  • First, the state collected taxes for the so-called illegal construction. Was the illegality of construction condoned? If not, was not the state complicit in perpetuating the illegality and also earning out of it? Has any action been taken by the state against its complicit officials?
  • Second, the well settled principle requiring state action to be just, fair and reasonable mandates, in the absence of any terrible
  • urgency, another opportunity to the accused to appear for the hearing. Why was this routine ‘another opportunity’ denied?
  • Third, Demolition on a Sunday which is a government holiday. Even in NSA cases, the Supreme Court excludes Sundays for dealing with a representation against preventive detention.
  • Fourth, the demolition order was pasted on the walls of the houses on Saturday night and the demolition took place on Sunday morning, giving no time to challenge the correctness of the demolition order in a court of law or file an appeal. Is this just, fair and reasonable?
  • Fifth, In Teenu vs Govt. of NCT of Delhi (2022). UP Police were found to falsify documents, create false trials and other fraudulent practices which also malign their record.

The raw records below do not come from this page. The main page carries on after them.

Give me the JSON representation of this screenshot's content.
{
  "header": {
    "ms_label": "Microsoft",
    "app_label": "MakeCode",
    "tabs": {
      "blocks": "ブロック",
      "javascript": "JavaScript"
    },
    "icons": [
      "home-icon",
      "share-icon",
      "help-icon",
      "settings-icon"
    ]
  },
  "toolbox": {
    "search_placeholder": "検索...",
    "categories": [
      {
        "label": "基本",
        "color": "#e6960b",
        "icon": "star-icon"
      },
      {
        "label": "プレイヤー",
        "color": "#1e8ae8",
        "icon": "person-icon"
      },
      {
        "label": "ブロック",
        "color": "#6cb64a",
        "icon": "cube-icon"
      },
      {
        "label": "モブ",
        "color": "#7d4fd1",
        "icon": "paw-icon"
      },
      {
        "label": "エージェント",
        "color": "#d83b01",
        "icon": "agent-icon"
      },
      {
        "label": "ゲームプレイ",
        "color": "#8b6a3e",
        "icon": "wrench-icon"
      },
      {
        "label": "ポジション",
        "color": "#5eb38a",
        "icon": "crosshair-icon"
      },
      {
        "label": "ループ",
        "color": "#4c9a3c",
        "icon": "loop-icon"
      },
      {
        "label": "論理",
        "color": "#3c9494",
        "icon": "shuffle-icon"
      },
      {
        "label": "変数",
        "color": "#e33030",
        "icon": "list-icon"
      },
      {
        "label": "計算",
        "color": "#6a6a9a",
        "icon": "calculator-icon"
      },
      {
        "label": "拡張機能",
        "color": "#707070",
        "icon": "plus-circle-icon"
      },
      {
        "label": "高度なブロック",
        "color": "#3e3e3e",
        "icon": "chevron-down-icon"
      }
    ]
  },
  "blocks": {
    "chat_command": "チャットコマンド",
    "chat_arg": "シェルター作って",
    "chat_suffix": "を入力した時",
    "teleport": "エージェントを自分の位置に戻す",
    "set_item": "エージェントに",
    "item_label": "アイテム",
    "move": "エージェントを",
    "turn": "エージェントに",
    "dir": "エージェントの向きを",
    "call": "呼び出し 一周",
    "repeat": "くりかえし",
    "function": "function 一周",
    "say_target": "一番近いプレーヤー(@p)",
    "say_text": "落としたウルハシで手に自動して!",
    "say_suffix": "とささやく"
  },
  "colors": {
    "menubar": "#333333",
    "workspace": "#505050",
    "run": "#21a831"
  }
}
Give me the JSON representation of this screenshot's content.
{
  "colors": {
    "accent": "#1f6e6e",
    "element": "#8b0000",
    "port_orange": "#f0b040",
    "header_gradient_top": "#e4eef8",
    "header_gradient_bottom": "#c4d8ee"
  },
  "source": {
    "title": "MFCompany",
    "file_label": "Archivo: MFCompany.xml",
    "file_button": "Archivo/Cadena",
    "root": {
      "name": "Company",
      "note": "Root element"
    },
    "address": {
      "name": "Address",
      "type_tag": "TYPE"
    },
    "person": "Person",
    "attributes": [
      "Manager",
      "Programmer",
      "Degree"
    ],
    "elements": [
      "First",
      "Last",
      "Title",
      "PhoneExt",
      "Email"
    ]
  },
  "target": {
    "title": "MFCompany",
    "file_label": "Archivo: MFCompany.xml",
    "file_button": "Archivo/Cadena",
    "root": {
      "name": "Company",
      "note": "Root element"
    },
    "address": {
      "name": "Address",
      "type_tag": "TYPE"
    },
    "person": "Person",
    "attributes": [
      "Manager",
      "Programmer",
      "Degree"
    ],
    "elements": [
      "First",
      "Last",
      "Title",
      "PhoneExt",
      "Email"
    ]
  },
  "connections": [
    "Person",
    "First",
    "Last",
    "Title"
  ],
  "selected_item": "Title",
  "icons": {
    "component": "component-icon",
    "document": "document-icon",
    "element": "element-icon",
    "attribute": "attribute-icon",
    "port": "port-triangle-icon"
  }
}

Need for accountability

  • First, the state should adequately compensate the ones whose houses have been demolished to enable them to rebuild their houses.
  • Second, it should give them an equal amount of compensation for the mental distress caused to them and their families.
  • Third, the officers concerned at all levels must be held accountable and punished enough to ‘teach them a lesson’. Accountability jurisprudence must take root in India and the culture of impunity banished.
  • Fourth, disband the Uttar Pradesh State Human Rights Commission, a body that apparently sees no evil, hears no evil, and does no good.
  • Fifth, the Rule of Law should be upheld.

Way Forward

Shakespeare, speaking through Angelo in Measure for Measure, asks a pertinent question that resonates even today: “The tempter or the tempted, who sins most?” In the law on sedition, the Supreme Court of India made it clear that the one inciting violence is the guilty person. Ergo, the tempter sins most. Hence, the law must take its course against tempters and must tame tempted from crossing the line.

Source – The Hindu

December 2023